__WORK REQUEST__. Set the data down again, exactly as it appears below.

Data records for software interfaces
....................

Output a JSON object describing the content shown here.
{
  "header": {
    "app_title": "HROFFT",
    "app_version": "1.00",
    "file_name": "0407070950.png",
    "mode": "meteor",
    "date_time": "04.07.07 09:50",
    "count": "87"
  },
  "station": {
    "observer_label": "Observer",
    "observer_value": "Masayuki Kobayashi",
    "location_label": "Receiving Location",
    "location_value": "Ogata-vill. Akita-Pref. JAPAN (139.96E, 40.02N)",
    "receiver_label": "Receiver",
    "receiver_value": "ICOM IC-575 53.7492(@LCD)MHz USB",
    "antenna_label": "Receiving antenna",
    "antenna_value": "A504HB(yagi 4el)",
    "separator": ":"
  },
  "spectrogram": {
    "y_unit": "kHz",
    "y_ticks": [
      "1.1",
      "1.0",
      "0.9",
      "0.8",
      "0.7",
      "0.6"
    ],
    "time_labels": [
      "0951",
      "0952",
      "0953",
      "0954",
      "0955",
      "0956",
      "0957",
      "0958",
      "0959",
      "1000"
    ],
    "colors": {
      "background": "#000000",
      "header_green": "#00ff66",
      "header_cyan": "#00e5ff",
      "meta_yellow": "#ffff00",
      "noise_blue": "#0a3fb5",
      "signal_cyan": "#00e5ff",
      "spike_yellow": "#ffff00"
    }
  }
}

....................

__ANSWER TO THE PROBLEM__.
Output a JSON object describing the content shown here.
{
  "header": {
    "app_title": "HROFFT",
    "app_version": "1.00",
    "file_name": "0407070950.png",
    "mode": "meteor",
    "date_time": "04.07.07 09:50",
    "count": "87"
  },
  "station": {
    "observer_label": "Observer",
    "observer_value": "Masayuki Kobayashi",
    "location_label": "Receiving Location",
    "location_value": "Ogata-vill. Akita-Pref. JAPAN (139.96E, 40.02N)",
    "receiver_label": "Receiver",
    "receiver_value": "ICOM IC-575 53.7492(@LCD)MHz USB",
    "antenna_label": "Receiving antenna",
    "antenna_value": "A504HB(yagi 4el)",
    "separator": ":"
  },
  "spectrogram": {
    "y_unit": "kHz",
    "y_ticks": [
      "1.1",
      "1.0",
      "0.9",
      "0.8",
      "0.7",
      "0.6"
    ],
    "time_labels": [
      "0951",
      "0952",
      "0953",
      "0954",
      "0955",
      "0956",
      "0957",
      "0958",
      "0959",
      "1000"
    ],
    "colors": {
      "background": "#000000",
      "header_green": "#00ff66",
      "header_cyan": "#00e5ff",
      "meta_yellow": "#ffff00",
      "noise_blue": "#0a3fb5",
      "signal_cyan": "#00e5ff",
      "spike_yellow": "#ffff00"
    }
  }
}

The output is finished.